Excerpts from an interface dataset:
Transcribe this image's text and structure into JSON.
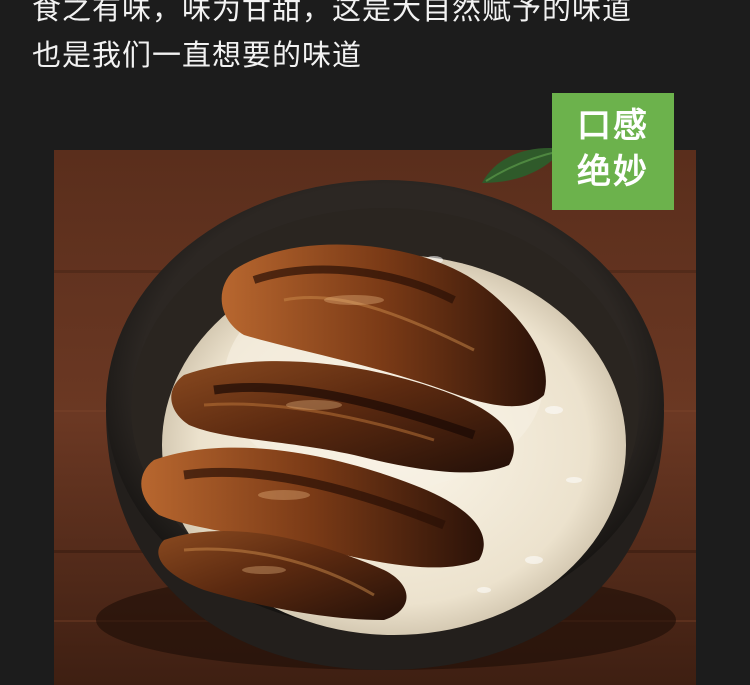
{
  "copy": {
    "line1": "食之有味，味为甘甜，这是大自然赋予的味道",
    "line2": "也是我们一直想要的味道"
  },
  "badge": {
    "line1": "口感",
    "line2": "绝妙",
    "color": "#6cb24c"
  },
  "photo": {
    "subject": "eel rice bowl"
  }
}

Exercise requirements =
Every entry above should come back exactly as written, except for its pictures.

Answer box =
Transcribe this image's text and structure into JSON.
{
  "copy": {
    "line1": "食之有味，味为甘甜，这是大自然赋予的味道",
    "line2": "也是我们一直想要的味道"
  },
  "badge": {
    "line1": "口感",
    "line2": "绝妙",
    "color": "#6cb24c"
  },
  "photo": {
    "subject": "eel rice bowl"
  }
}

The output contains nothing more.